Designed by Dr. Ferdinand Porsche, the SSK was Mercedes’ racing powerhouse from 1928 to 1932, winning a long list of significant victories, including the 1931 Mille Miglia in the hands of legendary driver Rudolf Caracciola. It also broke the pace record for the Mille Miglia at the time with an average speed of 62mph(101km/h). The SSK was seriously fast, in fact it was the fastest car of its time. Its top speed was 120mph (~190km/h), and the performance from its 7.1L straight 6 engine is still decently impressive by today’s standards. The key was its supercharger, which engaged via a clutch when full throttle was used. This design gave the power when it was needed (especially at higher altitudes, where air is thinner), but also helped keep the car reliable by not having the blower stressing the engine all the time. From what I’ve read, around 170hp was available before the supercharger engaged, and 225hp hit when the boost came on. I have also seen some reports of SSKs making as much as 300hp, so maybe in different specifications were used for different races. The car also had a massive amount of torque, with as much as 500ft/lbs available on those highest spec’d cars. Keep in mind, all of this performance is in a car with 1920’s technology, so tires, brakes, suspension, etc were all nowhere near the level of a normal modern car, and the SSK weighed nearly two tons. Racing back then took some serious bravery.

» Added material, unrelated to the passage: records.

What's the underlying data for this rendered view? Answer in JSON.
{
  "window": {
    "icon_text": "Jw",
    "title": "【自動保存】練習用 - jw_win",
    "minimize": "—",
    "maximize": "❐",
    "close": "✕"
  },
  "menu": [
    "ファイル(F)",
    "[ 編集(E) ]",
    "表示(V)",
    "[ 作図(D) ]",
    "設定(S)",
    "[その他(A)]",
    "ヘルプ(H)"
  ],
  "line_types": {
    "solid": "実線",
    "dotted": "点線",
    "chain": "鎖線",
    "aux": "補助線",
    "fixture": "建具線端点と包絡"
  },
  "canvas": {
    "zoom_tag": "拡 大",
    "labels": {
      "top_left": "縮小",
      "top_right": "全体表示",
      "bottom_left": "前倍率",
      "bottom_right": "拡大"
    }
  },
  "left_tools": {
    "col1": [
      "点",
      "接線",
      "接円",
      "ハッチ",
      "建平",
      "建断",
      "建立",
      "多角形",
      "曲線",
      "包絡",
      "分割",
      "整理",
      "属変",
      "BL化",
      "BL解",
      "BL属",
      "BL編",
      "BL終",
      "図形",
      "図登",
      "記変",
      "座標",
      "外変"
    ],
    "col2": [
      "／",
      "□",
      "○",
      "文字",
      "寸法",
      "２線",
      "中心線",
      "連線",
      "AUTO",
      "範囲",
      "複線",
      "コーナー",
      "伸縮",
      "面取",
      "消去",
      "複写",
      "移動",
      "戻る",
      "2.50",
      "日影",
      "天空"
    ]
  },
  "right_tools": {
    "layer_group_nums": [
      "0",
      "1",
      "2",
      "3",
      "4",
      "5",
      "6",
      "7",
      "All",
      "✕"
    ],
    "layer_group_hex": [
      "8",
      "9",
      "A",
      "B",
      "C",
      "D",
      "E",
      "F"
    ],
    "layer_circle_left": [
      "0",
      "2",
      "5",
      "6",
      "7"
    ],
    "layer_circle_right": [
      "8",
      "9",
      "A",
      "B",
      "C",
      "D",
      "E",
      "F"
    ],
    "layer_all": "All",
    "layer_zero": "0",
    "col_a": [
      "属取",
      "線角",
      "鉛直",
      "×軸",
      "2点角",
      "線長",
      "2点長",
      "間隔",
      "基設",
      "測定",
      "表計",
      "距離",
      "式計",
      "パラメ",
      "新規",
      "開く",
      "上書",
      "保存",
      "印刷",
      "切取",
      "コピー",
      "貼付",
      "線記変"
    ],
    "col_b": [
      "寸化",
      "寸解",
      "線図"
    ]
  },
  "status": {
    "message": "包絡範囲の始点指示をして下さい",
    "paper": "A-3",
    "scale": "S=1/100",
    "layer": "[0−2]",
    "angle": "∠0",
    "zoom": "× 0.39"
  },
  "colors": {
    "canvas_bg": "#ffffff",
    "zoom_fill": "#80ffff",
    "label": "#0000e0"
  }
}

The SSK you see here was on display at the Mercedes-Benz Museum in Stuttgart, Germany, during my trip to Europe last year. Regrettably, I don’t have too many details on this specific SSK because I was so focused on taking photos that day that I didn’t bother reading the signs. I do know there were only 30-35 SSks built, so it is very rare, and definitely worth a few million dollars.
I love looking at early racing cars because there is so much crude genius. All of the performance aspects of a modern car had to be developed, usually through trial and error, and driven by competitive spirit. The SSK was the pinnacle of automotive technology in the late 1920s, and it marks a significant moment in racing, as well as in the development of the automobile itself. Enjoy the pics.